Component data from apps and pages:
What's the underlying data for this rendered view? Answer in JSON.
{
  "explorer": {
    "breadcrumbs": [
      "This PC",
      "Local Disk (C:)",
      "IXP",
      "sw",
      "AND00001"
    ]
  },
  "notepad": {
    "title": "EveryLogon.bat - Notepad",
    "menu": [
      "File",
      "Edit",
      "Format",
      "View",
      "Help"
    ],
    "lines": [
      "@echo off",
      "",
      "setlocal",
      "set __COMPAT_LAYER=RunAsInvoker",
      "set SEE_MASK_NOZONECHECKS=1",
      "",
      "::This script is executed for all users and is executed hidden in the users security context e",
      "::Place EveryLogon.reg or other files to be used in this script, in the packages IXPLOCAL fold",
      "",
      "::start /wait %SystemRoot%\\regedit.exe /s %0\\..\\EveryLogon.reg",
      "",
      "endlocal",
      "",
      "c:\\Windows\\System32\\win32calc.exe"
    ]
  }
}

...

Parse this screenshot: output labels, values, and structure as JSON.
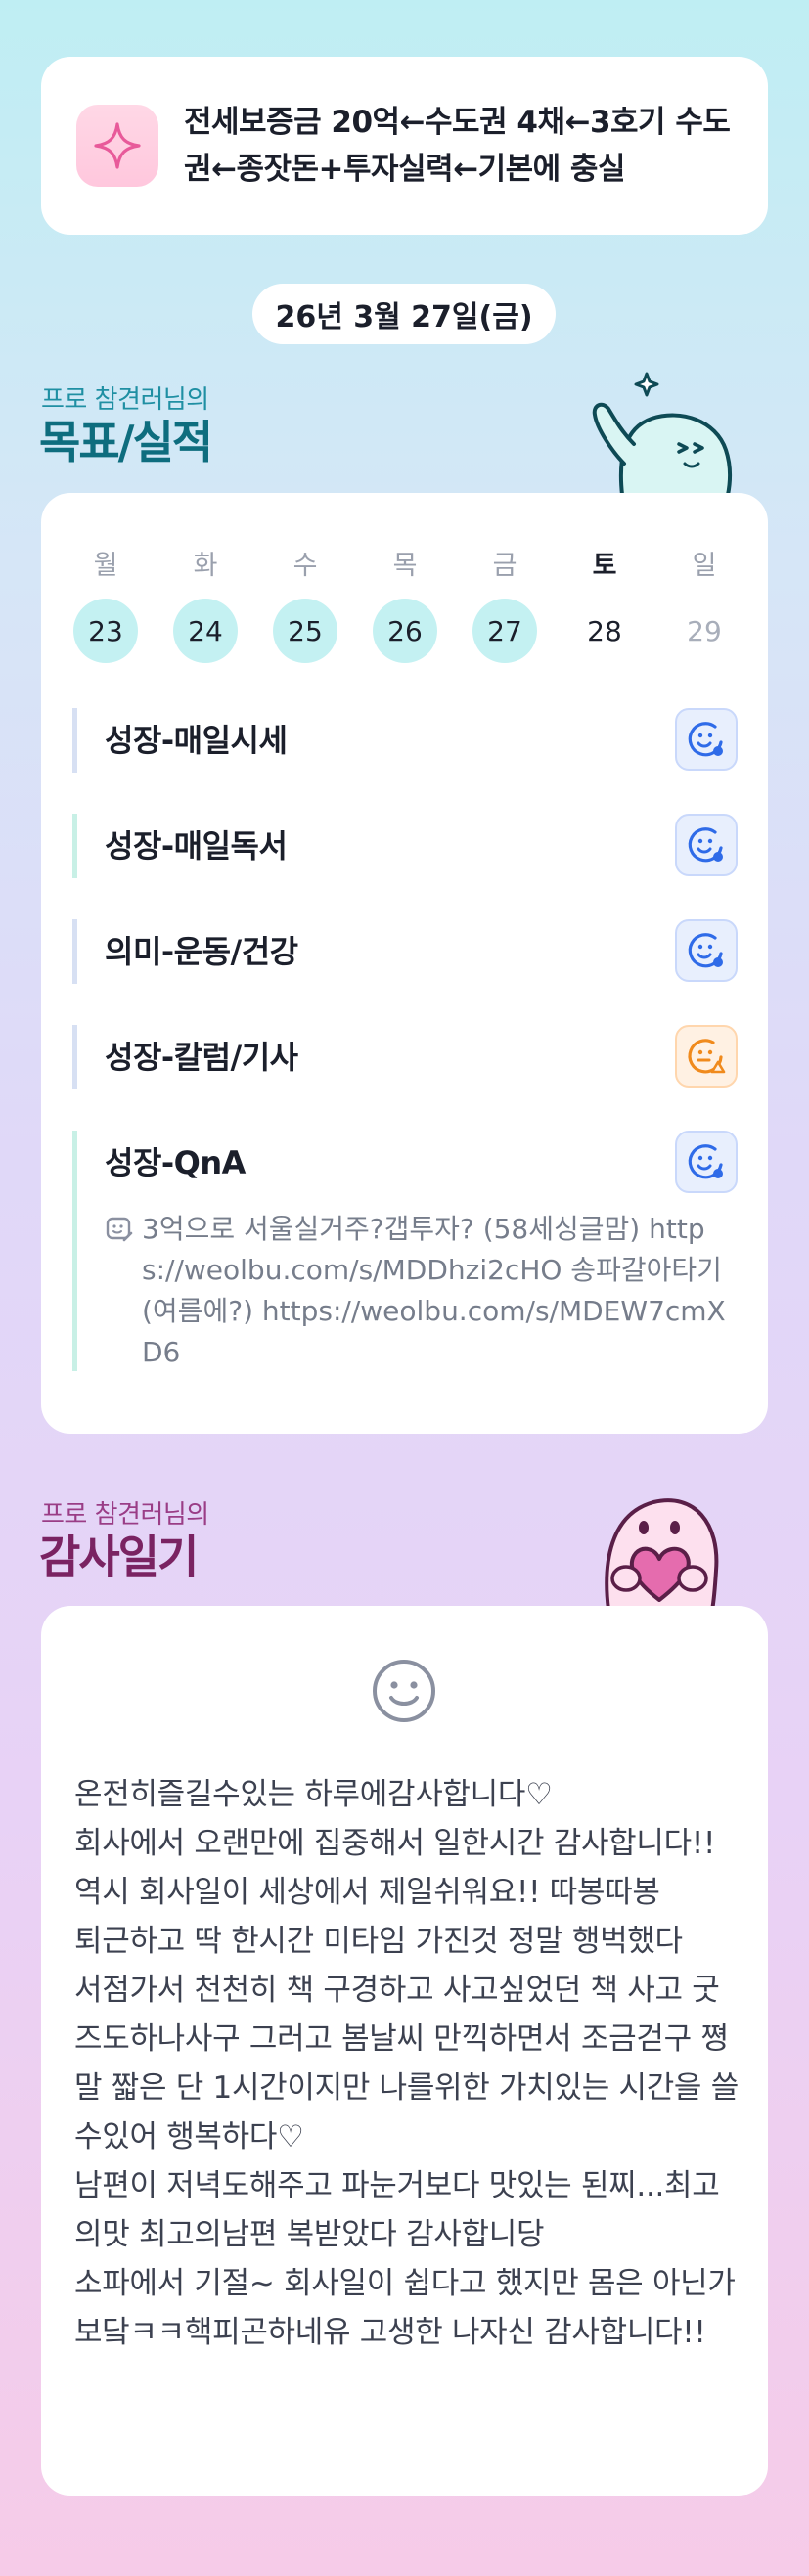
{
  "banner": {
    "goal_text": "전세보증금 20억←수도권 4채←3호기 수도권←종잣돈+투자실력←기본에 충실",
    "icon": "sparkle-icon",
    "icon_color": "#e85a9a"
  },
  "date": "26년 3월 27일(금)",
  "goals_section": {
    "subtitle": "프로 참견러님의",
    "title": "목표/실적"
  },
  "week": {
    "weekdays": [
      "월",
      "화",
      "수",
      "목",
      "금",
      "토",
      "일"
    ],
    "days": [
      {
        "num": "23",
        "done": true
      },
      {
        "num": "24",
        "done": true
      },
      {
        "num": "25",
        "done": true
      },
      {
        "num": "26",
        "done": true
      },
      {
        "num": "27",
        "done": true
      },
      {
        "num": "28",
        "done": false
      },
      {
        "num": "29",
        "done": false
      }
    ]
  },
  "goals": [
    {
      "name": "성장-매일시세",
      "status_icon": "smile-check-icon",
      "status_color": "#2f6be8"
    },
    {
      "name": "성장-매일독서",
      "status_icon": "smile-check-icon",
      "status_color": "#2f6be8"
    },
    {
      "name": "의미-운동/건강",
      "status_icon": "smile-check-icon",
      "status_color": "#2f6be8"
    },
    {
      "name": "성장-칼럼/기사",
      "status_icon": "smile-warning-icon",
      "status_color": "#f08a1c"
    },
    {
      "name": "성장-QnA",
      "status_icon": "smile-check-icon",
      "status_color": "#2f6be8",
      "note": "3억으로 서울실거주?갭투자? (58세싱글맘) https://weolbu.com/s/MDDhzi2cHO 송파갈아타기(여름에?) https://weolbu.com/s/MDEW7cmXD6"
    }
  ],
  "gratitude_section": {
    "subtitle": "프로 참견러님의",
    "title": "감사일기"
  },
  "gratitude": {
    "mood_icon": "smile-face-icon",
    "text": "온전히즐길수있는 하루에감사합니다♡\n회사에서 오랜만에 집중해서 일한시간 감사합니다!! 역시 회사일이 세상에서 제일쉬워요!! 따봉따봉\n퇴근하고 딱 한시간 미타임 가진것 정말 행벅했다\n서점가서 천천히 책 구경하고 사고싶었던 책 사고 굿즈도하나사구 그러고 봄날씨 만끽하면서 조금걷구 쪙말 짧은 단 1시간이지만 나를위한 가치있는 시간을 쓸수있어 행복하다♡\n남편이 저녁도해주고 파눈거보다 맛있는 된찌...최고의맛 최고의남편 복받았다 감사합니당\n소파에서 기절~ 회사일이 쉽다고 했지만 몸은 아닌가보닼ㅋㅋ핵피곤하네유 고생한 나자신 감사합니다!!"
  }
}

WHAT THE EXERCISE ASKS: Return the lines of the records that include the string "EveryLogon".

YOUR SOLUTION:
    "title": "EveryLogon.bat - Notepad",
      "::Place EveryLogon.reg or other files to be used in this script, in the packages IXPLOCAL fold",
      "::start /wait %SystemRoot%\\regedit.exe /s %0\\..\\EveryLogon.reg",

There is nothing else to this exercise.